Regional design is a collaborative and interactive social practice that includes a broad array of actors with a multiplicity of different interests. It is concerned with the built environment, which is itself a complex system. As noted in the Introduction, regional design triggers multiple expectations but its performances have rarely been evaluated. There are only a few scholarly writings that are dedicated to the topic; these elaborate upon a multitude of theoretically founded interrelations among regional design and spatial planning but draw on a narrow empirical evidence base. In such a context it is important to first detail and stabilise propositions; and exploratory case-study research is an appropriate research methodology to do so (Yin, 2013). Conditions that qualify such research include a well-motivated selection of consistent cases, suited to explore a proposition internally, and to generalise outcomes. These cases should be ones that exist prior to any exploration, be well-documented through a variety of (preferably) publicly accessible sources, and be spread over time. How these conditions were met in this research will be explained briefly below.

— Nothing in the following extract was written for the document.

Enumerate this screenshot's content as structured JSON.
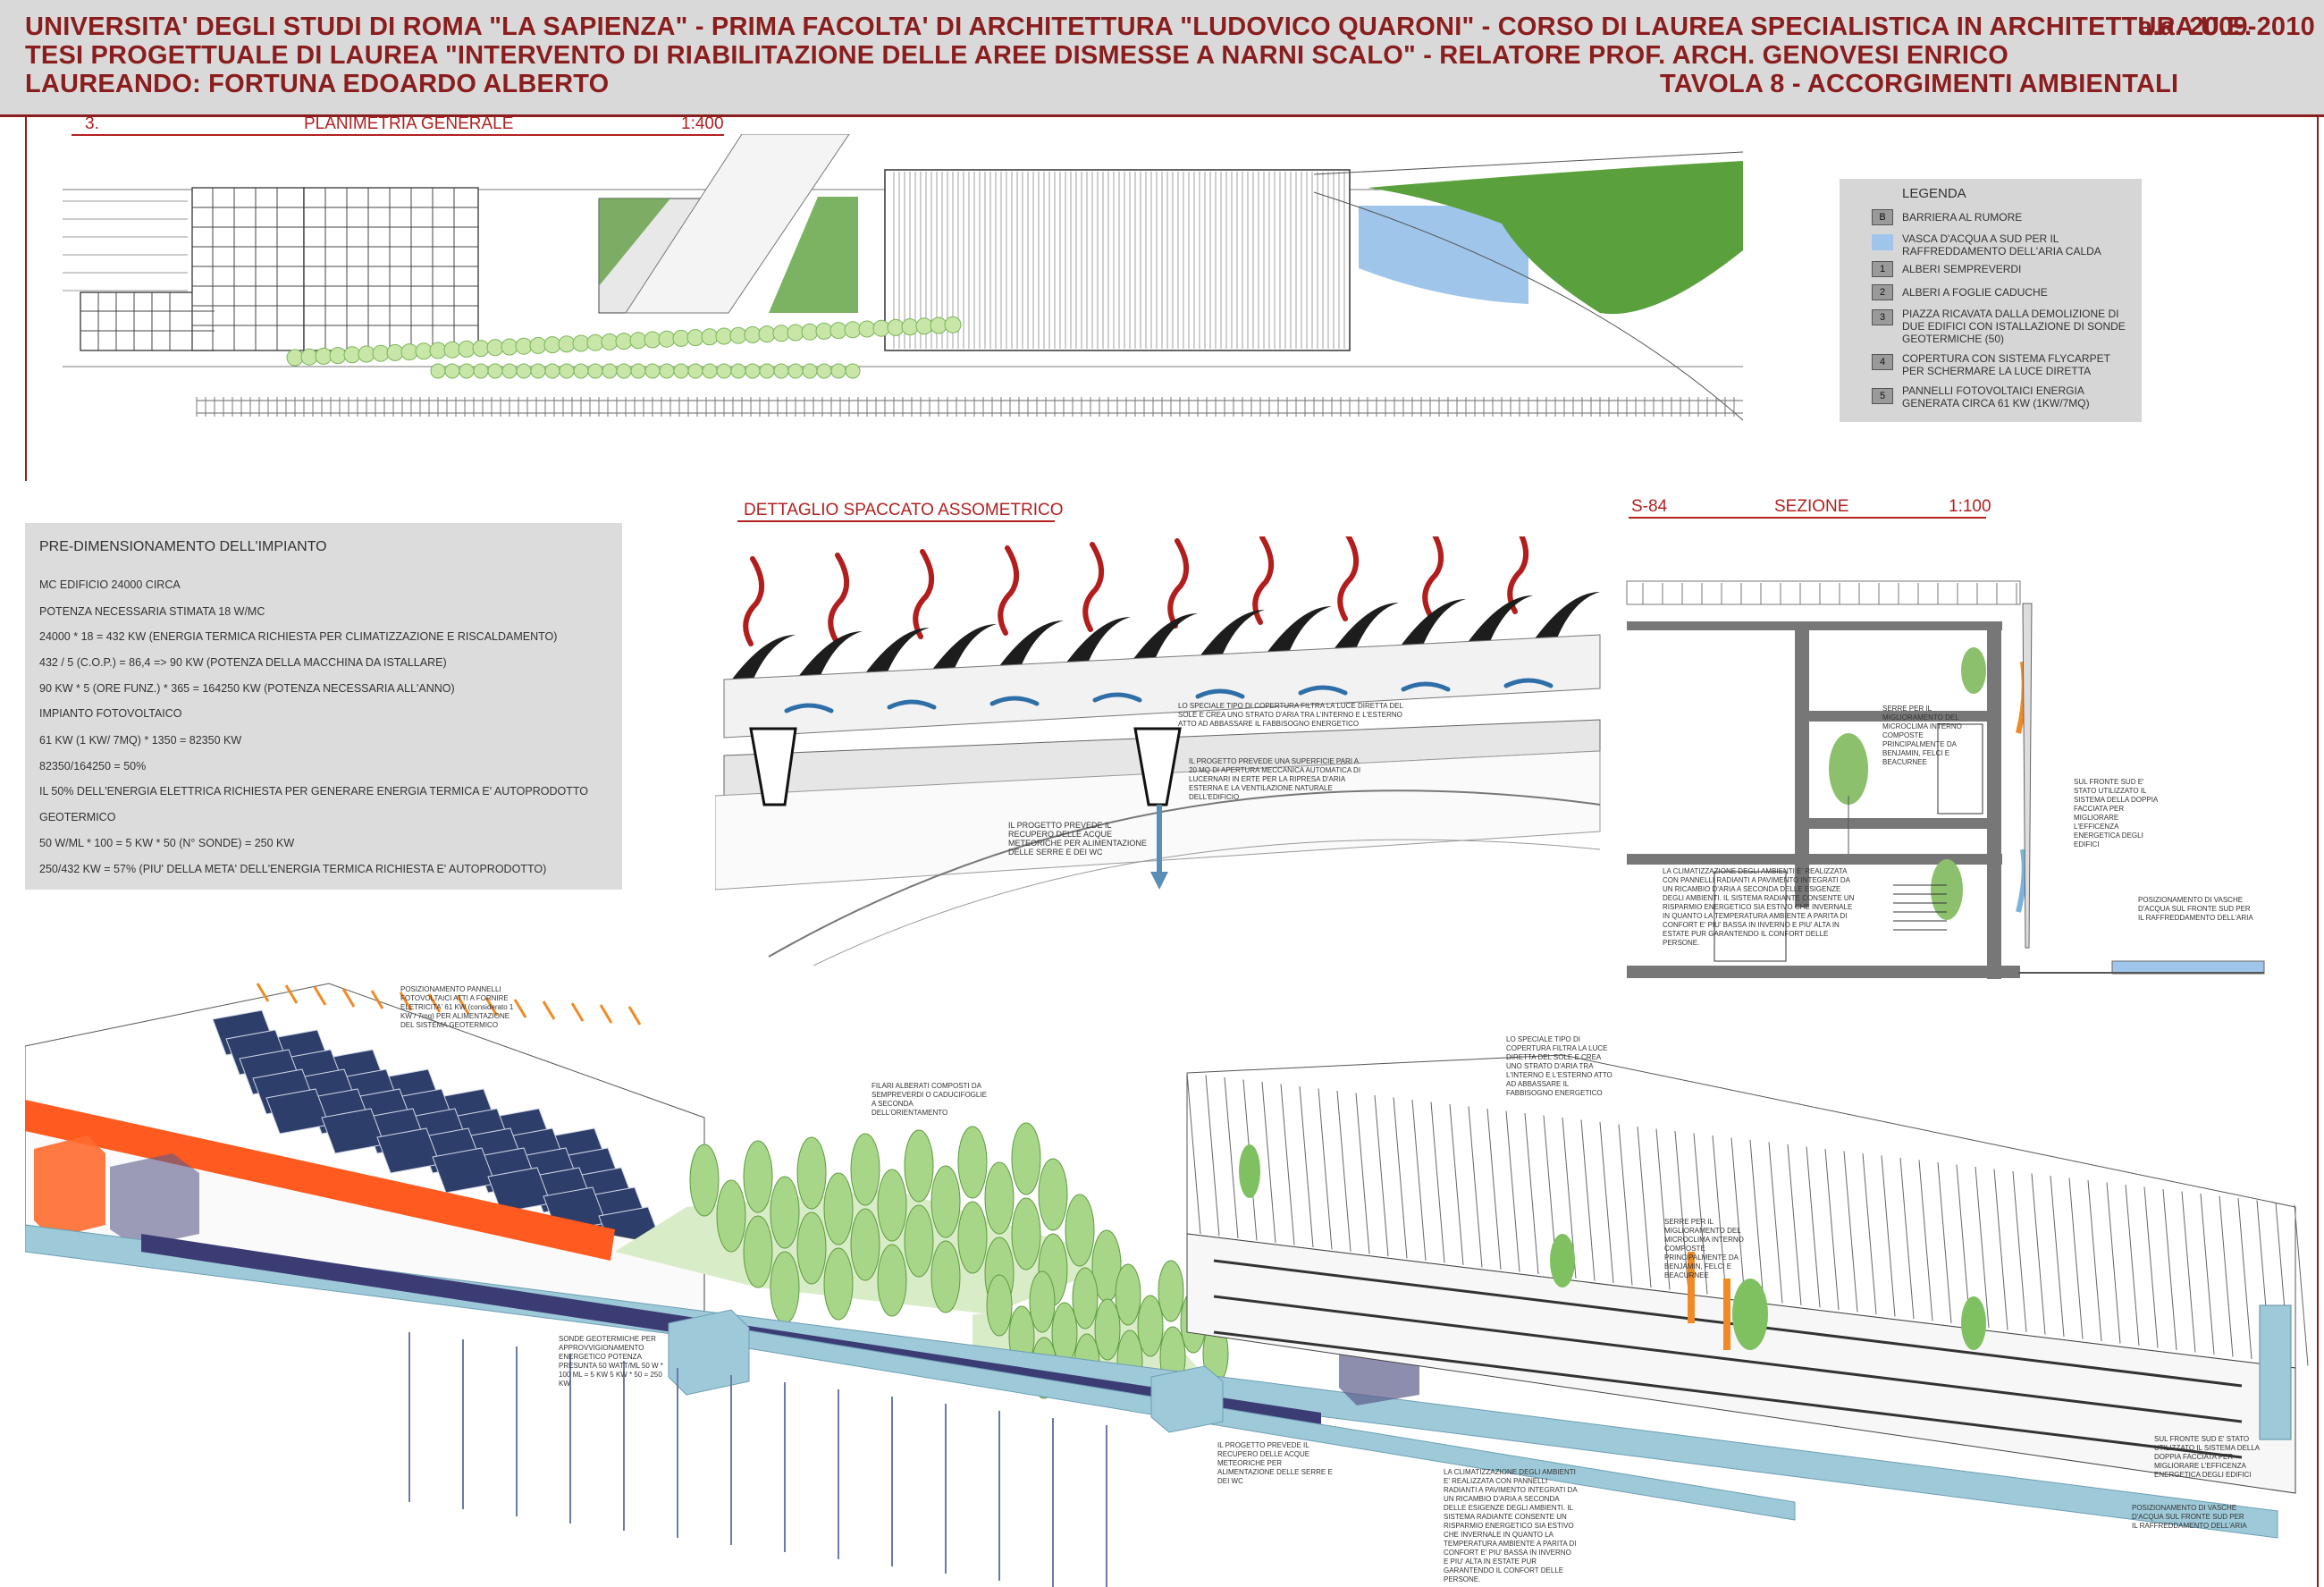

This work is licensed under a Creative Commons Attribution 4.0 International License.